Advent Calendar window 13 – Tracy Rayment-Bishop, Information and Performance Manager

13 - Performance Cell - Tracy R-B



Tracy Rayment-Bishop


Job Title:


Information and Performance Manager




Ambulance Headquarters in Brierley Hill


Length of service:


9½ years


Role within WMAS


I run the performance cell which is a team of information analysts and developers that helps the Trust analyse the large amounts of data that we have so that we can understand trends and changes that happen.  We look at trends in areas such as 999 demand, response performance, hospital delays and look at comparisons with previous years so that we can help our operational colleagues ensure there are enough ambulances and response cars available each day.  Clearly we want to understand why things happen and what we can do to ensure that we can provide an even better service for patients.  As a team we also provide live information feeds for the Trust so that they can see instantly what activity is like and resource availability.  Essentially we try to help the Trust run as efficiently as possible as we know that means staff will be there to help patients in their hour of need.


Christmas day plans:


I will be at my mother’s house with my husband eating far too much which means I’ll probably put on half a stone over the Festive period!


Top tip for winter: Choose Well – A&E and 999 Emergencies

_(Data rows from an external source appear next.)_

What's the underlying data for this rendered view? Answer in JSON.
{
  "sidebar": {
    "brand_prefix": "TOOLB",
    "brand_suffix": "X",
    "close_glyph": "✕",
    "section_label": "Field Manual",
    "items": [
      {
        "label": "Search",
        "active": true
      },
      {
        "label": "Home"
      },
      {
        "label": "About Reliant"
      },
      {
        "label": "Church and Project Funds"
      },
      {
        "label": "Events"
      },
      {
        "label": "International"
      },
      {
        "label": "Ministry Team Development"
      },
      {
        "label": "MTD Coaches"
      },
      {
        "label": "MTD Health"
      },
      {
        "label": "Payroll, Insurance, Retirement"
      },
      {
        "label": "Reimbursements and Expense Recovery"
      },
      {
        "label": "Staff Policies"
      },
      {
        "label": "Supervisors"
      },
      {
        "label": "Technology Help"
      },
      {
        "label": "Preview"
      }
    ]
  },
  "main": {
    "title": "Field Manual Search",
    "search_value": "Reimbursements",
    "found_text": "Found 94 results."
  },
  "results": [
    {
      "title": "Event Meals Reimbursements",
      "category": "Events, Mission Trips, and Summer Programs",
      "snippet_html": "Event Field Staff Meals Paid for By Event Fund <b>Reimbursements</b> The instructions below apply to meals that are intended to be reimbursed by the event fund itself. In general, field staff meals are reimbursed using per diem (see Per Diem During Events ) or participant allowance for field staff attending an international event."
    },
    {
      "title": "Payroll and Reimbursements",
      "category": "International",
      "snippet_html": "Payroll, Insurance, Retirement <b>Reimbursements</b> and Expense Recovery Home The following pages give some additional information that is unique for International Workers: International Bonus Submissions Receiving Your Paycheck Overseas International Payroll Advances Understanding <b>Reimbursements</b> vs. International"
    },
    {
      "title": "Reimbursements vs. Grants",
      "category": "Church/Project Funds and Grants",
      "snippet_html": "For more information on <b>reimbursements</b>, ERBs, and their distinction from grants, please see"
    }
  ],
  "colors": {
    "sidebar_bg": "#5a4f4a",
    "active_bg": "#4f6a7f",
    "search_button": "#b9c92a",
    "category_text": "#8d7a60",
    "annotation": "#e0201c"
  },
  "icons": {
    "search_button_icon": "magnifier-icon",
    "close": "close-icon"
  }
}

Accident and Emergency Departments and the 999 service are primarily there to deal with life threatening conditions and emergencies.  These sorts of cases will be prioritised above all others which means, if your condition is less serious, you may well be seen more quickly by using one of the other Choose Well alternatives.  The types of cases that should be seen at A&E or by dialling 999 are:

  • Serious blood loss
  • Chest pains
  • Choking
  • Suspected stroke
  • The patient is unconscious

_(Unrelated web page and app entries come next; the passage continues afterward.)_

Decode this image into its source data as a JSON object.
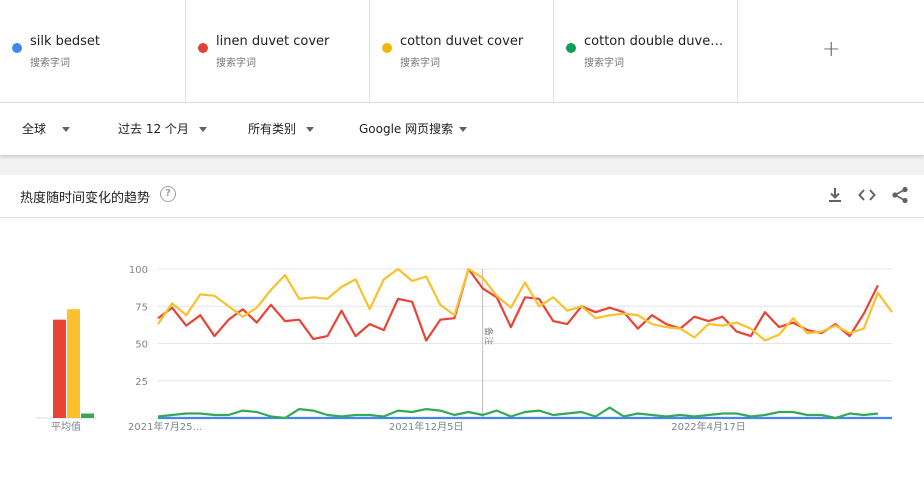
{
  "terms": [
    {
      "name": "silk bedset",
      "type": "搜索字词",
      "color": "#4285f4"
    },
    {
      "name": "linen duvet cover",
      "type": "搜索字词",
      "color": "#db4437"
    },
    {
      "name": "cotton duvet cover",
      "type": "搜索字词",
      "color": "#f4b400"
    },
    {
      "name": "cotton double duve…",
      "type": "搜索字词",
      "color": "#0f9d58"
    }
  ],
  "add_label": "+",
  "filters": {
    "region": "全球",
    "time": "过去 12 个月",
    "category": "所有类别",
    "search_type": "Google 网页搜索"
  },
  "card": {
    "title": "热度随时间变化的趋势",
    "help": "?"
  },
  "chart_data": {
    "type": "line",
    "ylim": [
      0,
      100
    ],
    "yticks": [
      25,
      50,
      75,
      100
    ],
    "xtick_labels": [
      "2021年7月25…",
      "2021年12月5日",
      "2022年4月17日"
    ],
    "xtick_index": [
      0,
      19,
      39
    ],
    "note_index": 23,
    "note_label": "备注",
    "average_label": "平均值",
    "averages": [
      {
        "name": "silk bedset",
        "value": 0,
        "color": "#4285f4"
      },
      {
        "name": "linen duvet cover",
        "value": 66,
        "color": "#ea4335"
      },
      {
        "name": "cotton duvet cover",
        "value": 73,
        "color": "#fbc02d"
      },
      {
        "name": "cotton double duve…",
        "value": 3,
        "color": "#34a853"
      }
    ],
    "series": [
      {
        "name": "silk bedset",
        "color": "#4285f4",
        "values": [
          0,
          0,
          0,
          0,
          0,
          0,
          0,
          0,
          0,
          0,
          0,
          0,
          0,
          0,
          0,
          0,
          0,
          0,
          0,
          0,
          0,
          0,
          0,
          0,
          0,
          0,
          0,
          0,
          0,
          0,
          0,
          0,
          0,
          0,
          0,
          0,
          0,
          0,
          0,
          0,
          0,
          0,
          0,
          0,
          0,
          0,
          0,
          0,
          0,
          0,
          0,
          0,
          0
        ]
      },
      {
        "name": "linen duvet cover",
        "color": "#ea4335",
        "values": [
          67,
          74,
          62,
          69,
          55,
          66,
          73,
          64,
          76,
          65,
          66,
          53,
          55,
          72,
          55,
          63,
          59,
          80,
          78,
          52,
          66,
          67,
          100,
          87,
          81,
          61,
          81,
          80,
          65,
          63,
          75,
          71,
          74,
          71,
          60,
          69,
          63,
          60,
          68,
          65,
          68,
          58,
          55,
          71,
          61,
          64,
          59,
          57,
          63,
          55,
          70,
          89
        ]
      },
      {
        "name": "cotton duvet cover",
        "color": "#fbc02d",
        "values": [
          63,
          77,
          69,
          83,
          82,
          75,
          68,
          74,
          86,
          96,
          80,
          81,
          80,
          88,
          93,
          73,
          93,
          100,
          92,
          95,
          76,
          69,
          100,
          94,
          82,
          74,
          91,
          75,
          81,
          72,
          75,
          67,
          69,
          70,
          69,
          63,
          61,
          60,
          54,
          63,
          62,
          64,
          60,
          52,
          56,
          67,
          57,
          58,
          62,
          57,
          60,
          84,
          71
        ]
      },
      {
        "name": "cotton double duve…",
        "color": "#34a853",
        "values": [
          1,
          2,
          3,
          3,
          2,
          2,
          5,
          4,
          1,
          0,
          6,
          5,
          2,
          1,
          2,
          2,
          1,
          5,
          4,
          6,
          5,
          2,
          4,
          2,
          5,
          1,
          4,
          5,
          2,
          3,
          4,
          1,
          7,
          1,
          3,
          2,
          1,
          2,
          1,
          2,
          3,
          3,
          1,
          2,
          4,
          4,
          2,
          2,
          0,
          3,
          2,
          3
        ]
      }
    ]
  }
}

If our crews are dealing with relatively ‘minor’ conditions, they may not be able to get to the patients with genuine life-threatening illness or injury as quickly as we would want, which ultimately could put lives at risk.  Check out NHS Choices for more information.

Leave a Reply